As the dust settles from the Charlie Hebdo shootings in Paris, an ugly picture emerges. The consensus that holds society together is breaking down. We may all agree that murder is wrong, but we disagree on how to combat extremists, how to live with foreign cultures and, indeed, the scope of free speech. The cosmopolitanism that prevails amongst society’s elite is challenged. And yet the only solution is to embrace cosmopolitan ideas yet further.
On the one hand we have the Islamic extremists themselves. We haven’t learnt much new here. Their alienation is such that they feel at war with western (and not just western) states, and they have ceased to see their opponents as human beings.

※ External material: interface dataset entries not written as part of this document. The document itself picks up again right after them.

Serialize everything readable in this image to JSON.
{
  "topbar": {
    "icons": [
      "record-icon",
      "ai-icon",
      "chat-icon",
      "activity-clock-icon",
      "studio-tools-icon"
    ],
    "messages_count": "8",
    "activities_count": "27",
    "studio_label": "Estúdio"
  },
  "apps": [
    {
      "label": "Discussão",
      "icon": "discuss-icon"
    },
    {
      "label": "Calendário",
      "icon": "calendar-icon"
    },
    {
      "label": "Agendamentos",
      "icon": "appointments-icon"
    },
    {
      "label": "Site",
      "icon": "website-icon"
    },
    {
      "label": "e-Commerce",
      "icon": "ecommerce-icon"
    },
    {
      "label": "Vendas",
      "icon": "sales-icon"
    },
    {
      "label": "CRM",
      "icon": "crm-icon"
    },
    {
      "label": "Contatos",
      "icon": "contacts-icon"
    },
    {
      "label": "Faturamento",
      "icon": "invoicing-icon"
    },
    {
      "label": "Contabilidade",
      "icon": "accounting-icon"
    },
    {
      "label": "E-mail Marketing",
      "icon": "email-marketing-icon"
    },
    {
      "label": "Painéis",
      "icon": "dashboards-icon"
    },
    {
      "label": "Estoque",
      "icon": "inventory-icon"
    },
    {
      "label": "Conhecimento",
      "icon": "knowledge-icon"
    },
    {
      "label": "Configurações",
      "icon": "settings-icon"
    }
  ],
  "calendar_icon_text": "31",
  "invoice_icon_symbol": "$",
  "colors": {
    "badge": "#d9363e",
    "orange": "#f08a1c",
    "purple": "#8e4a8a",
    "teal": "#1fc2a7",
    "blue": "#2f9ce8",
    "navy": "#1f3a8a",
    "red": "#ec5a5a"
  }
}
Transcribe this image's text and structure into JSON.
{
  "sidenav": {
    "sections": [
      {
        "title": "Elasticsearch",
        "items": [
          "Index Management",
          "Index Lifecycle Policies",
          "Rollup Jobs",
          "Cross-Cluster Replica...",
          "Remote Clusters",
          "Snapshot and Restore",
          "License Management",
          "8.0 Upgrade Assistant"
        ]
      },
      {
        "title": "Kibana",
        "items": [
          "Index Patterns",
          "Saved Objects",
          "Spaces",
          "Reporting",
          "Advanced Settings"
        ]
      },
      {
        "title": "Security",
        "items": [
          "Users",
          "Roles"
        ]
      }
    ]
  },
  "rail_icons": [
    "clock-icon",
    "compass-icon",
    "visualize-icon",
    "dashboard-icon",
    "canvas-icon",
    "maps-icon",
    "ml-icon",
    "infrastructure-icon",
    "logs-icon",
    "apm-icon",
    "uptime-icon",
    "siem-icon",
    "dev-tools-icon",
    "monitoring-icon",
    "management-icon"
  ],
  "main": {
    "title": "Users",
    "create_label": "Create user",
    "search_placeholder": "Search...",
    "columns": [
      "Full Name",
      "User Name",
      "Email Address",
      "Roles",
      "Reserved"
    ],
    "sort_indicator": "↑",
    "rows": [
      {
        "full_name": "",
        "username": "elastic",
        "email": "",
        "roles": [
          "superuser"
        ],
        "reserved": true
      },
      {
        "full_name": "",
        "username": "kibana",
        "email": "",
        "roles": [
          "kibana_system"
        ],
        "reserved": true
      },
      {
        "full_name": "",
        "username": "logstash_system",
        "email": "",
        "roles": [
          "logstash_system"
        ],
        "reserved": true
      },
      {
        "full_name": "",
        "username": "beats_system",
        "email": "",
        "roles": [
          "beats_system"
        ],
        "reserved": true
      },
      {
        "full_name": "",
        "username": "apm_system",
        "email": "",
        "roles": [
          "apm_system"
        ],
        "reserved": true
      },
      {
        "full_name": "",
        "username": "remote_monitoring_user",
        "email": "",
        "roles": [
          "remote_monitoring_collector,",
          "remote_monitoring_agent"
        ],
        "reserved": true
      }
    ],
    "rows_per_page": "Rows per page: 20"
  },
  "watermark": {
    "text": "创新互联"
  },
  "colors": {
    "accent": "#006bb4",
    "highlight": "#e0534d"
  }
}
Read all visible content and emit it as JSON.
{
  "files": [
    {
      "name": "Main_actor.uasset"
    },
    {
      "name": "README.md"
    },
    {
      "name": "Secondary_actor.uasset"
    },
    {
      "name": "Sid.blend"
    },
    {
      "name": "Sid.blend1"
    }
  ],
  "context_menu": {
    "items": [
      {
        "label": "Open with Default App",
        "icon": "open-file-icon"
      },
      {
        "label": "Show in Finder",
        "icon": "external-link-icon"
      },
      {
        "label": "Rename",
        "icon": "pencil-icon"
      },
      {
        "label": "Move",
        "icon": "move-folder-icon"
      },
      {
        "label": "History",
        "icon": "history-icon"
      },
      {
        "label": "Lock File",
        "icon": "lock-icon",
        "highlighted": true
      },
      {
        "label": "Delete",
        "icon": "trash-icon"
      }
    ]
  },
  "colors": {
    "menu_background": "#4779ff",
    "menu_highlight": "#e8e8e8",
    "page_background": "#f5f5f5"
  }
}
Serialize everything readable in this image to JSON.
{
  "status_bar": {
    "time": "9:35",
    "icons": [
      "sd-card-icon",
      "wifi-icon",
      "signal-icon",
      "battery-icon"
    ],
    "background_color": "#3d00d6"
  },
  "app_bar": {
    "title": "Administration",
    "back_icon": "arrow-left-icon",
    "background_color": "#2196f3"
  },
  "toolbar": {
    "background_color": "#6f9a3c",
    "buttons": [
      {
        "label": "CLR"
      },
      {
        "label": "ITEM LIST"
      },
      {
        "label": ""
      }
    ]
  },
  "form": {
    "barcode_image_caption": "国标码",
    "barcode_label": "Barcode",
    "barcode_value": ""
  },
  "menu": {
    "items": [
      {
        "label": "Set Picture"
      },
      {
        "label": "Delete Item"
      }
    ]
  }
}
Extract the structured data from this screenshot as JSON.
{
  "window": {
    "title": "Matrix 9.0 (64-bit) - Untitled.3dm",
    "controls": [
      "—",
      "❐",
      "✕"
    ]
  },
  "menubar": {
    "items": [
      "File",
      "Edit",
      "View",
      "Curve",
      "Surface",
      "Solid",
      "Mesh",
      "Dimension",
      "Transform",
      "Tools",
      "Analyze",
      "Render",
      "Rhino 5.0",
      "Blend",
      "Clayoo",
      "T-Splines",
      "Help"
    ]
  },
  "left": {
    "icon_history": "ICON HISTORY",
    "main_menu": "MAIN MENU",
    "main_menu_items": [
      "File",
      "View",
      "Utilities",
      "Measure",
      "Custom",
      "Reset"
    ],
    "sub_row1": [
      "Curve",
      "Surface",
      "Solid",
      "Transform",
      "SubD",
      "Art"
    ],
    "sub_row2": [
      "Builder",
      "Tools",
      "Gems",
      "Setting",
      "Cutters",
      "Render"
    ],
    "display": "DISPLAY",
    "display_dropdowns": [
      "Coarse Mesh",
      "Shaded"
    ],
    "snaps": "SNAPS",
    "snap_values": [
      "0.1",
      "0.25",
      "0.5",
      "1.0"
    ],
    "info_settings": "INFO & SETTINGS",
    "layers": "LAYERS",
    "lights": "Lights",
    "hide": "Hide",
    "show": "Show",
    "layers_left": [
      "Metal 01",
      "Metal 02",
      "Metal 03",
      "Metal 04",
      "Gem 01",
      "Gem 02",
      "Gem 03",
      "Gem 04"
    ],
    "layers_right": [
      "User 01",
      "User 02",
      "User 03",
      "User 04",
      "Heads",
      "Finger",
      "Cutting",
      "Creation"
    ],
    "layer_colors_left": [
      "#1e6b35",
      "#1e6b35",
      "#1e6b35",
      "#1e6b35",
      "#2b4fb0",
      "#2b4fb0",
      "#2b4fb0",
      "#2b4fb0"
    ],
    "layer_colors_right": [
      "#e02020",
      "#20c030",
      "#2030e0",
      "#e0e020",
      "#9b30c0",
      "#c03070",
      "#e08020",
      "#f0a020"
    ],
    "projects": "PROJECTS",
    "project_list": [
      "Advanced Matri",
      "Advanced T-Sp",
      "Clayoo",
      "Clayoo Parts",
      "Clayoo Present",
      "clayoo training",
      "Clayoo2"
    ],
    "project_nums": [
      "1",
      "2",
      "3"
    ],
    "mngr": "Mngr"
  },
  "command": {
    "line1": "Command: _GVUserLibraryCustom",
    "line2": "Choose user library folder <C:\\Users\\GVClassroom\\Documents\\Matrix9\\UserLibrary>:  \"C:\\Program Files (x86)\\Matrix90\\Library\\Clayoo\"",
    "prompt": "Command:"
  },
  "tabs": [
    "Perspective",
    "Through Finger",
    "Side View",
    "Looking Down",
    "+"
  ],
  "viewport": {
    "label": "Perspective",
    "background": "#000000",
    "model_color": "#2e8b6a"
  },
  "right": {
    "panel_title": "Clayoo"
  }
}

The Paris assailants drew a distinction between “civilians”, whom they should not attack, and others, including journalists and Jews, whom it was OK to kill. This will no doubt aid the process of self-justification in their own circles – but the contradictions are too obvious to everybody else. The extremists appear to have momentum, especially led by the success of the Islamic State in Syria and Iraq. But their attacks, and their revelling in the power of life and death, should alienate them from the rest of society, outside the failed states in the Middle East and Africa.
We could take comfort from that if it wasn’t for dark forces working within the rest of society. Foremost amongst these is the rise of nativism in Europe and America. Nativists are intensely suspicious of any foreigners in their land. As we come to the end of the era of easy economic growth, and as technology destroys swathes of stable, clerical and factory jobs, faith in the idea of progress wanes. Nativists hark back to an earlier age that seemed simpler. They blame immigration for its undermining. Islamic immigrants have become a particular focus of suspicion. Ideas of a clash of civilisations, even a war, take currency. Nativism seems particularly strong in places with small immigrant communities, such as Clacton in England or, on an altogether larger scale, Dresden in Germany. But large, unintegrated ethnic minority communities provoke similar fears in neighbouring communities too. This accounts for the rise of perhaps the most important nativist movement: the National Front in France.
In Britain the rise of nativism is led by Ukip. Originally Ukip focused on Britain’s membership of the European Union, but it struck electoral gold when it shifted to opposition to immigration. The mainstream Conservative and Labour parties started to panic as Ukip ate into their core support, giving nativism further impetus. Tabloid newspapers stirred things up. As a result public attitudes to ethnic minorities have soured in much of the country. The idea of “freedom of speech” is now used to defend the open expression of Islamophobic views – though the idea that such freedoms should extend to the expression of Islamist or anti-Semitic views is not aired. The outcry of the Charlie Hebdo killings has given such nativists and their prejudices a real fillip.
Which makes matters worse. The entire Islamic community finds itself under attack. People say that all Muslims are to blame for extremists, and should apologise for them. Now the Muslim communities must face up to some important questions about how they are to progress and integrate into a modern world – questions that many are reluctant to confront. But ignorant prejudice serves only to alienate them, and prolong the sense of grievance on which the extremists feed.
And so we face the prospect of an unravelling. Globalisation is integral to the western way of life. Just think of the rise of the British Empire and the cities that have been built on the back of the African slave trade in the 18th Century if you think it is anything recent. Large immigrant communities are simply a continuation of that process, in an actually much more benign way. Denying globalisation is as futile as Britons denying that their country is European. Nativism is a road to nowhere, or rather a road to poverty and conflict.
Instead we must embrace the values of cosmopolitanism. These are articulated most clearly by the Ghanaian-born author Kwame Anthony Appiah (as in Cosmopolitanism – Ethics in a world of Strangers). We must accept that our culture is the product of many cultures melding together in a process that has being going on for millennia, and which is destined to continue. There is no such thing as cultural purity, and no point in trying to defend it. This is not the same as relativism, which backs away from defining any kind of right or wrong ethical values. It means embracing ethical values which accept that all the globe’s inhabitants are part of an “us”, even though we recognise stronger affinities with some rather than others. People of different cultures should enter conversations with each other, and accept that their outlooks may change as a result.
Cosmopolitanism has always been embraced by elites, especially in the west after the nightmare of Fascism, which showed the futility of its opposite. That accounts for the many cosmopolitan aspects of our institutions. But now it is vital that it is taken up by all of society: amongst working class communities and ethnic minorities too. Here in London, perhaps, this process is quite well advanced, though hardly complete (I’m afraid that Islamophobic attitudes remain commonplace). Different communities are forced to mingle. We go to school together; we work together; increasingly we have children together. Elsewhere, though, we have just taken a backward step.
But I remain hopeful. The young are more cosmopolitan than their elders. Our cultural and business leaders, by and large, remain firm. At a time when elites are under attack for being out of touch, it is time for them do what elites should: to show leadership.